Despite years of campaigning, dogs are still left unattended in cars during warm days – something that could easily kill them, as temperatures can rise quickly in a vehicle, turning it into a death trap.
Soon after launching this year’s Dogs Die in Hot Cars campaign, the RSPCA saw its 24-hour cruelty line swamped with 745 reports of animals and heat exposure between Saturday 20 May and Bank Holiday Monday 29 May – the majority of which were about dogs shut in cars.
“Unsurprisingly we always see a spike in the number of reports to our hotline when there’s a heatwave or during school holidays and bank holidays when families are more likely to take their dogs out with them for the day or take them away with them for a break,” RSPCA campaign manager Holly Barber explained. “What surprises me is that in the very same week we urged people not to risk leaving their dogs in cars and advised people to call 999 if they see an animal in distress – we had 745 calls about that very issue!
“This isn’t a new message and it’s not a difficult one to explain. Dogs die in hot cars, so don’t leave them in a car. And if you do see one, please please call the police who will be able to attend more quickly than us and who have powers of entry into the vehicle.”
While many people will contact the RSPCA over sightings of dogs in hot cars, their advice in these cases is to call 999 first; however, only 48 per cent of people will call the police first according to a RSPCA survey. While it is understandable that a member of the public may try to break into the car to get the dog out right away, especially if they’re showing the signs of a heatstroke, this may be classed as criminal damage.
If you decide the dog just cannot wait for police to arrive, the RSPCA advises to “make sure you tell the police of your intentions and take photos or footage of the dog as well as names and numbers of witnesses”.
“The law states that you have a lawful excuse to commit damage if you believe that the owner of the property that you damage would consent to the damage if they knew the circumstances.
“Once removed from the car, move the dog to a shaded/cool area and douse him/her with cool water. Allow the dog to drink small amounts of cool water.”
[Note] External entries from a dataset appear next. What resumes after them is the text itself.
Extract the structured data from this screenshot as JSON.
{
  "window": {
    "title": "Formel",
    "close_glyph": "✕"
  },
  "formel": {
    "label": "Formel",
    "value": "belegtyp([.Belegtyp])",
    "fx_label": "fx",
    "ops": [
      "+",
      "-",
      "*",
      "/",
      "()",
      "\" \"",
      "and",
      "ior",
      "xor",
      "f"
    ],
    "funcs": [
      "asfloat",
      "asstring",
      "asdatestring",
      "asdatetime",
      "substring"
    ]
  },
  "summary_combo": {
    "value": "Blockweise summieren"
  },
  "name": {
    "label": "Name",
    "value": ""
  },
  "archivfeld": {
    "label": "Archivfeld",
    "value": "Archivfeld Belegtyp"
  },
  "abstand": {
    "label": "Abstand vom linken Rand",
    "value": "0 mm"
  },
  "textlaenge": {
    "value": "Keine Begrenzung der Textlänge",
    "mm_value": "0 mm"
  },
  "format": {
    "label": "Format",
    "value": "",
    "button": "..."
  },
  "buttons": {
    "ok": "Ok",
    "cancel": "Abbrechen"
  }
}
The face of this year’s Dogs Die in Hot Cars is Jonathan Theobald, whose three dogs died after being left for hours in his car on 16 June last year. It was an overcast day, with temperatures between 16 and 19 degrees, and Jonathan – who was later prosecuted and banned from keeping animals for 10 years – had no idea it would be enough to kill his dogs and change his life. Now he’s taking part to the campaign to keep other dog owners from making his same mistake.